    27. 27. Price versus reliability  Electricity networks are built to set reliability standards and these investments come at a cost  Changing reliability standards can change prices  But power cuts have a cost for customers too  Inconvenience at best  Loss of stock  Loss of sales  Loss of production time The level of risk can be compared to having spare tyres in your car.
    28. 28. Reliability standards  Standards are set by the NSW Government  Currently under review by the Australian Energy Market Commission (AEMC)  Recent studies in the distribution sector found that for a 15 minute increase in power cuts, you could save $15 a year.  For transmission the equivalent reduction in your bill is likely to result in longer power cuts

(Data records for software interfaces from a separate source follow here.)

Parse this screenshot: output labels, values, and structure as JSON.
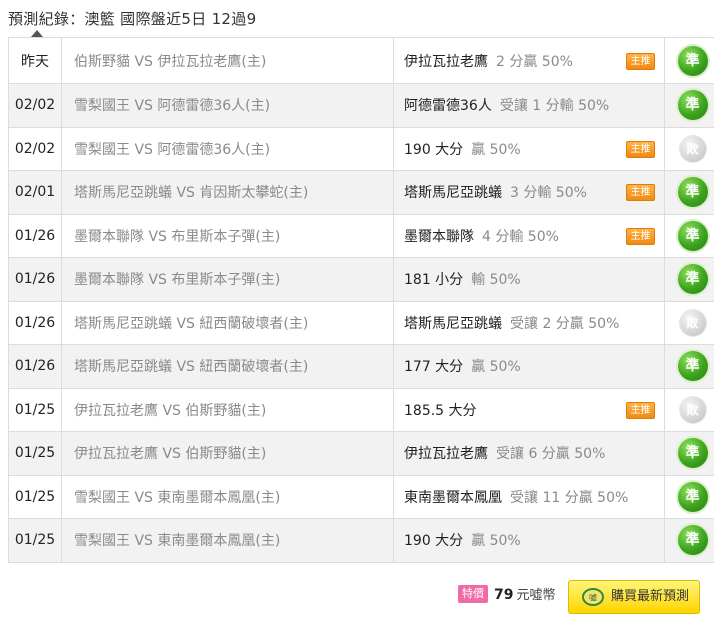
{
  "header": {
    "title": "預測紀錄：澳籃 國際盤近5日 12過9"
  },
  "badges": {
    "main": "主推",
    "hit": "準",
    "miss": "敗"
  },
  "rows": [
    {
      "date": "昨天",
      "match": "伯斯野貓 VS 伊拉瓦拉老鷹(主)",
      "pick": "伊拉瓦拉老鷹",
      "detail": "2 分贏 50%",
      "main": true,
      "result": "hit"
    },
    {
      "date": "02/02",
      "match": "雪梨國王 VS 阿德雷德36人(主)",
      "pick": "阿德雷德36人",
      "detail": "受讓 1 分輸 50%",
      "main": false,
      "result": "hit"
    },
    {
      "date": "02/02",
      "match": "雪梨國王 VS 阿德雷德36人(主)",
      "pick": "190 大分",
      "detail": "贏 50%",
      "main": true,
      "result": "miss"
    },
    {
      "date": "02/01",
      "match": "塔斯馬尼亞跳蟻 VS 肯因斯太攀蛇(主)",
      "pick": "塔斯馬尼亞跳蟻",
      "detail": "3 分輸 50%",
      "main": true,
      "result": "hit"
    },
    {
      "date": "01/26",
      "match": "墨爾本聯隊 VS 布里斯本子彈(主)",
      "pick": "墨爾本聯隊",
      "detail": "4 分輸 50%",
      "main": true,
      "result": "hit"
    },
    {
      "date": "01/26",
      "match": "墨爾本聯隊 VS 布里斯本子彈(主)",
      "pick": "181 小分",
      "detail": "輸 50%",
      "main": false,
      "result": "hit"
    },
    {
      "date": "01/26",
      "match": "塔斯馬尼亞跳蟻 VS 紐西蘭破壞者(主)",
      "pick": "塔斯馬尼亞跳蟻",
      "detail": "受讓 2 分贏 50%",
      "main": false,
      "result": "miss"
    },
    {
      "date": "01/26",
      "match": "塔斯馬尼亞跳蟻 VS 紐西蘭破壞者(主)",
      "pick": "177 大分",
      "detail": "贏 50%",
      "main": false,
      "result": "hit"
    },
    {
      "date": "01/25",
      "match": "伊拉瓦拉老鷹 VS 伯斯野貓(主)",
      "pick": "185.5 大分",
      "detail": "",
      "main": true,
      "result": "miss"
    },
    {
      "date": "01/25",
      "match": "伊拉瓦拉老鷹 VS 伯斯野貓(主)",
      "pick": "伊拉瓦拉老鷹",
      "detail": "受讓 6 分贏 50%",
      "main": false,
      "result": "hit"
    },
    {
      "date": "01/25",
      "match": "雪梨國王 VS 東南墨爾本鳳凰(主)",
      "pick": "東南墨爾本鳳凰",
      "detail": "受讓 11 分贏 50%",
      "main": false,
      "result": "hit"
    },
    {
      "date": "01/25",
      "match": "雪梨國王 VS 東南墨爾本鳳凰(主)",
      "pick": "190 大分",
      "detail": "贏 50%",
      "main": false,
      "result": "hit"
    }
  ],
  "footer": {
    "special_label": "特價",
    "price_value": "79",
    "price_unit": "元噓幣",
    "buy_label": "購買最新預測",
    "buy_icon_text": "噓"
  },
  "colors": {
    "hit_green": "#3da31f",
    "miss_gray": "#c8c8c8",
    "main_badge_orange": "#f5a030",
    "buy_yellow": "#ffe600",
    "special_pink": "#f06aa6"
  }
}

    29. 29. Is the reliability and price balance right for you? TransGrid is participating in the current national review of reliability standards We would like to know:  Should the current standard be changed? i.e. Should we pack a spare tyre?  What is important to you? i.e. Keeping the current standard or increasing the level of risk of a power cut for a slightly less electricity bill?  You can also participate directly with the AEMC.
    30. 30. Price setting and design  The Australian Energy Regulator determines the revenue a business can earn each year  The National Electricity Law and its Rules specify how this revenue should be translated into prices  Transmission prices have a location element and a shared element reflecting common assets all customers use i.e. Your bill can vary according to how far away from the main transmission lines you live, how much you use or if you use electricity at peak times e.g. using air conditioners on hot days.
    31. 31. Are there better ways to price our services?  Different tariff designs can result in different price outcomes for customers We would like to know:  What do you think about current price structures?  Are there better ways of pricing transmission services?
    32. 32. What else is important to you?
    33. 33. Next steps  The feedback received from you during this session will help TransGrid develop a consumer engagement program  The program will provide an approach for TransGrid to begin engaging consumers about business forecasting, tariff setting, reliability and electricity prices